Although neural implants play a vital role in monitoring or stimulating parts of the brain, the body’s immune system often attacks them. The new device solves this problem because it is very soft and is implanted with a needle made of sugar.
Brain implants are relatively flexible, but still much harder than natural brain tissue. The body considers them to be foreign bodies, which causes an inflammatory reaction and the appearance of scar tissue on them. As a result, this interferes with their functioning.
In search of an alternative, scientists from McGill University in Canada have created a silicone implant, officially called “the softest brain implant in history.” It is delivered to the body using a thin needle about 0.2 mm thick. As the authors of the development explain, its consistency resembles a soft pudding.

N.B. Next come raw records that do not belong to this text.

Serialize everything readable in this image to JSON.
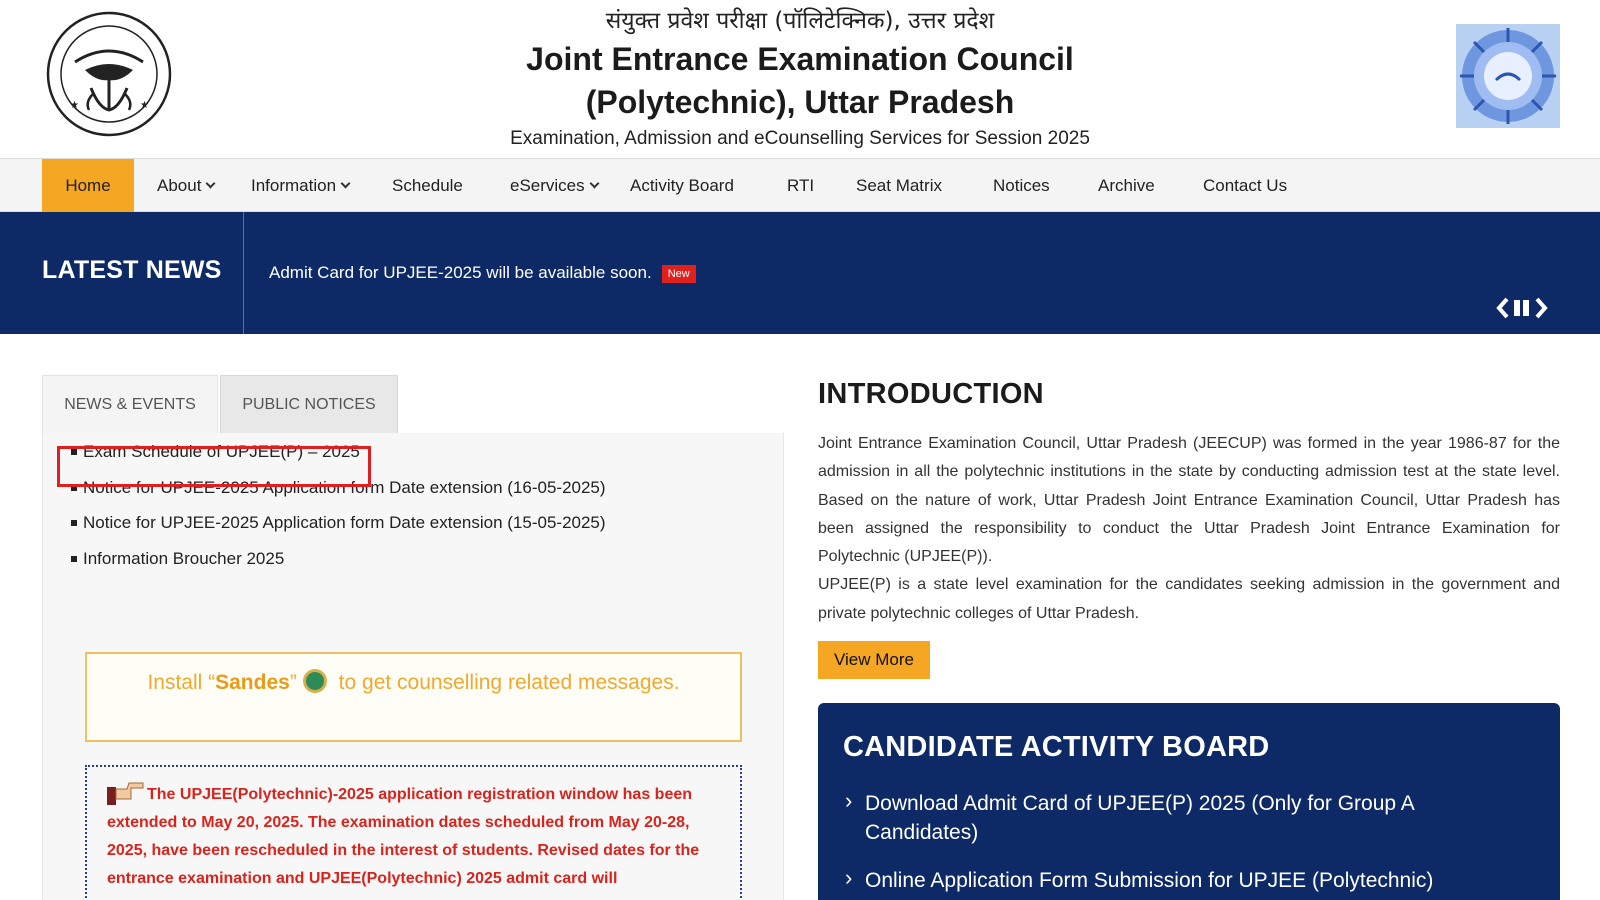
{
  "header": {
    "hindi_title": "संयुक्त प्रवेश परीक्षा (पॉलिटेक्निक), उत्तर प्रदेश",
    "title_line1": "Joint Entrance Examination Council",
    "title_line2": "(Polytechnic), Uttar Pradesh",
    "session": "Examination, Admission and eCounselling Services for Session 2025",
    "left_emblem": "uttar-pradesh-government-seal",
    "right_emblem": "jeec-parishad-logo"
  },
  "nav": {
    "items": [
      {
        "label": "Home",
        "active": true,
        "dropdown": false
      },
      {
        "label": "About",
        "active": false,
        "dropdown": true
      },
      {
        "label": "Information",
        "active": false,
        "dropdown": true
      },
      {
        "label": "Schedule",
        "active": false,
        "dropdown": false
      },
      {
        "label": "eServices",
        "active": false,
        "dropdown": true
      },
      {
        "label": "Activity Board",
        "active": false,
        "dropdown": false
      },
      {
        "label": "RTI",
        "active": false,
        "dropdown": false
      },
      {
        "label": "Seat Matrix",
        "active": false,
        "dropdown": false
      },
      {
        "label": "Notices",
        "active": false,
        "dropdown": false
      },
      {
        "label": "Archive",
        "active": false,
        "dropdown": false
      },
      {
        "label": "Contact Us",
        "active": false,
        "dropdown": false
      }
    ]
  },
  "latest_news": {
    "label": "LATEST NEWS",
    "text": "Admit Card for UPJEE-2025 will be available soon.",
    "badge": "New",
    "controls": [
      "chevron-left-icon",
      "pause-icon",
      "chevron-right-icon"
    ]
  },
  "tabs": {
    "news_events": "NEWS & EVENTS",
    "public_notices": "PUBLIC NOTICES"
  },
  "news_list": [
    "Exam Schedule of UPJEE(P) – 2025",
    "Notice for UPJEE-2025 Application form Date extension (16-05-2025)",
    "Notice for UPJEE-2025 Application form Date extension (15-05-2025)",
    "Information Broucher 2025"
  ],
  "sandes": {
    "prefix": "Install “",
    "app": "Sandes",
    "suffix_quote": "”",
    "rest": " to get counselling related messages."
  },
  "notice": {
    "text": "The UPJEE(Polytechnic)-2025 application registration window has been extended to May 20, 2025. The examination dates scheduled from May 20-28, 2025, have been rescheduled in the interest of students. Revised dates for the entrance examination and UPJEE(Polytechnic) 2025 admit card will"
  },
  "intro": {
    "title": "INTRODUCTION",
    "para1": "Joint Entrance Examination Council, Uttar Pradesh (JEECUP) was formed in the year 1986-87 for the admission in all the polytechnic institutions in the state by conducting admission test at the state level. Based on the nature of work, Uttar Pradesh Joint Entrance Examination Council, Uttar Pradesh has been assigned the responsibility to conduct the Uttar Pradesh Joint Entrance Examination for Polytechnic (UPJEE(P)).",
    "para2": "UPJEE(P) is a state level examination for the candidates seeking admission in the government and private polytechnic colleges of Uttar Pradesh.",
    "view_more": "View More"
  },
  "board": {
    "title": "CANDIDATE ACTIVITY BOARD",
    "items": [
      "Download Admit Card of UPJEE(P) 2025 (Only for Group A Candidates)",
      "Online Application Form Submission for UPJEE (Polytechnic)"
    ]
  },
  "colors": {
    "navy": "#0d2a66",
    "orange": "#f5a623",
    "red": "#e02020",
    "notice_red": "#d8241c"
  }
}
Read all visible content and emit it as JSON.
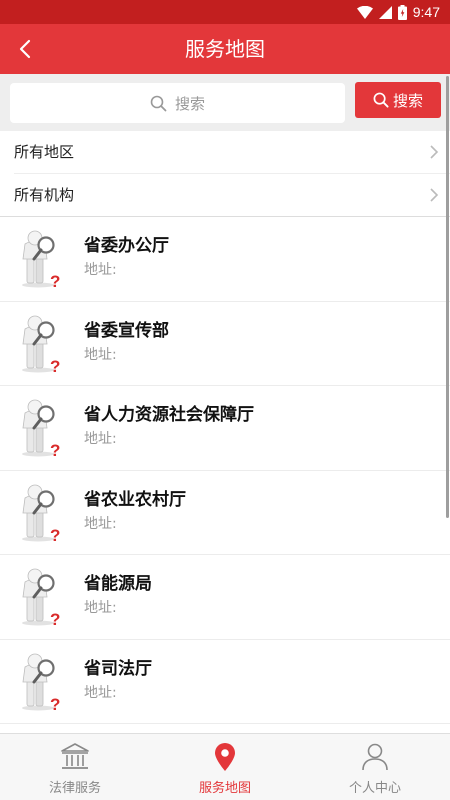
{
  "status_bar": {
    "time": "9:47"
  },
  "header": {
    "title": "服务地图"
  },
  "search": {
    "placeholder": "搜索",
    "button_label": "搜索"
  },
  "filters": [
    {
      "label": "所有地区"
    },
    {
      "label": "所有机构"
    }
  ],
  "organizations": [
    {
      "name": "省委办公厅",
      "address_label": "地址:"
    },
    {
      "name": "省委宣传部",
      "address_label": "地址:"
    },
    {
      "name": "省人力资源社会保障厅",
      "address_label": "地址:"
    },
    {
      "name": "省农业农村厅",
      "address_label": "地址:"
    },
    {
      "name": "省能源局",
      "address_label": "地址:"
    },
    {
      "name": "省司法厅",
      "address_label": "地址:"
    }
  ],
  "bottom_nav": {
    "tabs": [
      {
        "label": "法律服务",
        "icon": "courthouse-icon",
        "active": false
      },
      {
        "label": "服务地图",
        "icon": "map-pin-icon",
        "active": true
      },
      {
        "label": "个人中心",
        "icon": "user-icon",
        "active": false
      }
    ]
  },
  "colors": {
    "primary": "#e3373a",
    "status_bar": "#c21f1f"
  }
}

Since this is an implant, it is very soft and fragile. Routine surgical procedures can damage it. The researchers avoided this problem by placing it in a sugar needle. First, the sugar was melted, then molded, and finally allowed to solidify in the shape of a needle. Then, scientists injected liquid silicone into the cavity of the needle, and when it hardened, an implant was formed.

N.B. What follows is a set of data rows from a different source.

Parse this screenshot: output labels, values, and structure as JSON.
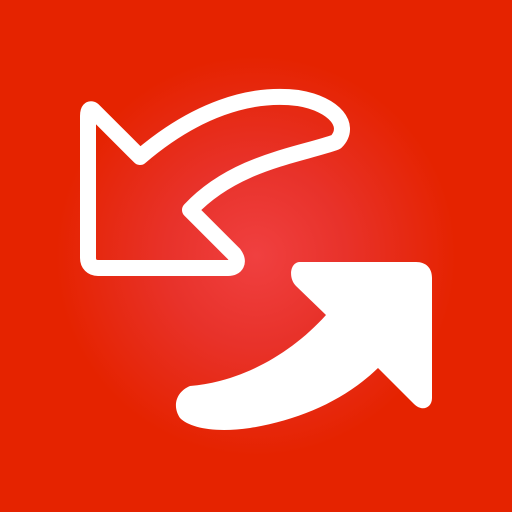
{
  "icon": {
    "name": "swap-arrows-icon",
    "background_color": "#e52300",
    "glow_color": "#f04040",
    "foreground_color": "#ffffff"
  }
}
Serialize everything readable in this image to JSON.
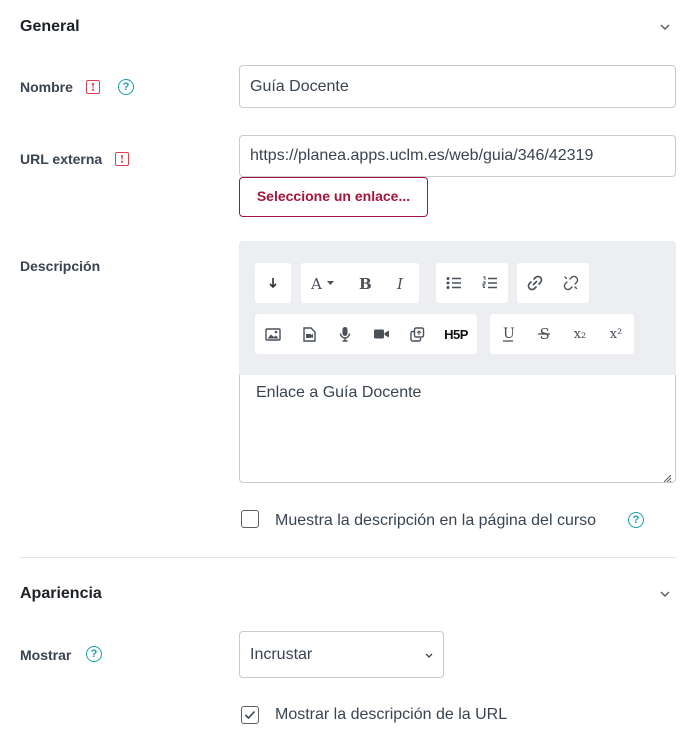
{
  "general": {
    "title": "General",
    "nombre": {
      "label": "Nombre",
      "value": "Guía Docente"
    },
    "url": {
      "label": "URL externa",
      "value": "https://planea.apps.uclm.es/web/guia/346/42319",
      "choose_link": "Seleccione un enlace..."
    },
    "descripcion": {
      "label": "Descripción",
      "content": "Enlace a Guía Docente",
      "toolbar_row1": [
        "collapse-icon",
        "font-color-icon",
        "bold-icon",
        "italic-icon",
        "unordered-list-icon",
        "ordered-list-icon",
        "link-icon",
        "unlink-icon"
      ],
      "toolbar_row2": [
        "image-icon",
        "media-file-icon",
        "microphone-icon",
        "video-camera-icon",
        "copy-icon",
        "h5p-icon",
        "underline-icon",
        "strikethrough-icon",
        "subscript-icon",
        "superscript-icon"
      ],
      "h5p": "H5P",
      "sub": "x₂",
      "sup": "x²"
    },
    "show_description": {
      "label": "Muestra la descripción en la página del curso",
      "checked": false
    }
  },
  "apariencia": {
    "title": "Apariencia",
    "mostrar": {
      "label": "Mostrar",
      "value": "Incrustar"
    },
    "show_url_description": {
      "label": "Mostrar la descripción de la URL",
      "checked": true
    }
  },
  "colors": {
    "accent": "#a8123f",
    "help": "#1a9fa6",
    "required": "#d9414f"
  }
}
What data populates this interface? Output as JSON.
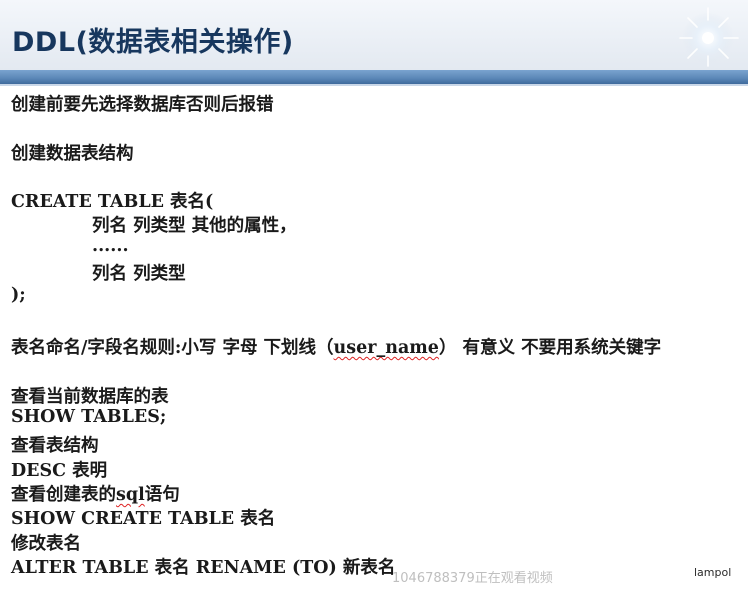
{
  "slide": {
    "title": "DDL(数据表相关操作)",
    "brand": "lampol",
    "watermark": "1046788379正在观看视频",
    "lines": {
      "l1": "创建前要先选择数据库否则后报错",
      "l2": "创建数据表结构",
      "l3": "CREATE TABLE 表名(",
      "l4": "列名 列类型  其他的属性，",
      "l5": "......",
      "l6": "列名 列类型",
      "l7": ");",
      "l8a": "表名命名/字段名规则:小写 字母 下划线（",
      "l8b": "user_name",
      "l8c": "）  有意义  不要用系统关键字",
      "l9": "查看当前数据库的表",
      "l10": "SHOW TABLES;",
      "l11": "查看表结构",
      "l12": "DESC  表明",
      "l13a": "查看创建表的",
      "l13b": "sql",
      "l13c": "语句",
      "l14": "SHOW CREATE TABLE 表名",
      "l15": "修改表名",
      "l16": "ALTER TABLE 表名  RENAME (TO) 新表名"
    }
  }
}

The implants are so soft that the body does not perceive them as a serious threat. It can interact with the brain with the least interference.
Further research will focus on equipping implants with electronics so that they can perform their actual functions.